Ordinarily, I would have gotten up early last Friday, donned a coat and tie and made my way to the ballroom of the Memphis Sheraton, the one adjacent to the convention center, to participate in the annual Farm Press/Cotton Foundation High Cotton Awards Breakfast.
I would have been honored to introduce the winner from the Southwest, Merlin Schantz, along with his wife Lillian. I probably would have made a few feeble attempts at humor before recognizing Merlin, and Lillian’s, achievements. The High Cotton breakfast is one of, if not the, most favorite function of the year for me.
Alas, I missed it this morning. I’ve missed only about three over the past 20 years, but this morning I’m where I need to be. Pat had back surgery last week, and although she is doing remarkably well, it’s best that I stay home and take care of her. That’s part and parcel of the bargain we made just over 37 years ago with a couple of “I dos,” uttered in front of family, friends and two ministers. I still do.

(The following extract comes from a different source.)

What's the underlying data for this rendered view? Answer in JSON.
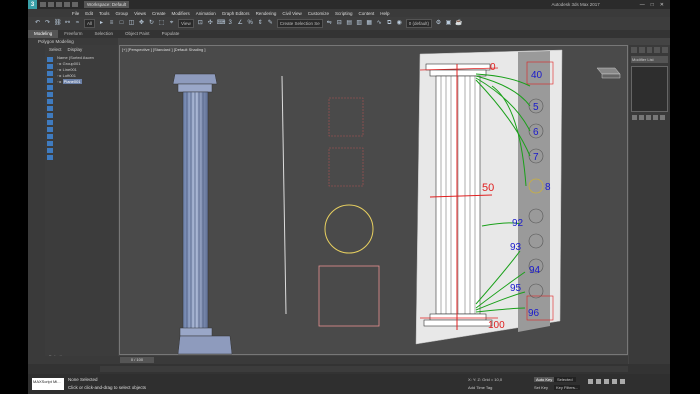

I miss having the opportunity to congratulate and help honor Merlin and Lillian, as well as winners from the other three regions, but I’m confident that Southwest Farm Press staff writer Shelley Huguley has done Farm Press proud. I had no qualms about turning the responsibility of honoring Merlin and Lillian over to her.
She reports that the breakfast went well and that she was proud to be a part of it. I think this will become one of her favorite functions, as well.
I did get up early this morning, but instead of coat and tie I shrugged into my sweats, a ball cap, tied up my walking shoes and took my morning 30-minute stroll—a regimen recommended by my knee surgeon two years ago.
In addition to keeping me somewhat fit, that early morning walk clears my head and helps me plan my morning. This morning, I reflected on High Cotton, thought about some of the winners I’ve been fortunate to meet, interview and get to know. It’s an impressive list, which I will not attempt to post here—I’d leave out a few and would be embarrassed about the omission. Suffice it to say, the High Cotton winners I’ve been honored to know over the past 24 or 25 years represent the best of the best cotton producers across the Cotton Belt. I consider them friends and I also value their experience, knowledge and leadership in the industry. I touch base with them when I can to get their insights on cotton matters.
Other reports from the breakfast indicate that attendance was good. Delta Farm Press staff writer Brad Robb said the award presentations were “touching, informative, fun and special.” That sounds about right. Next year.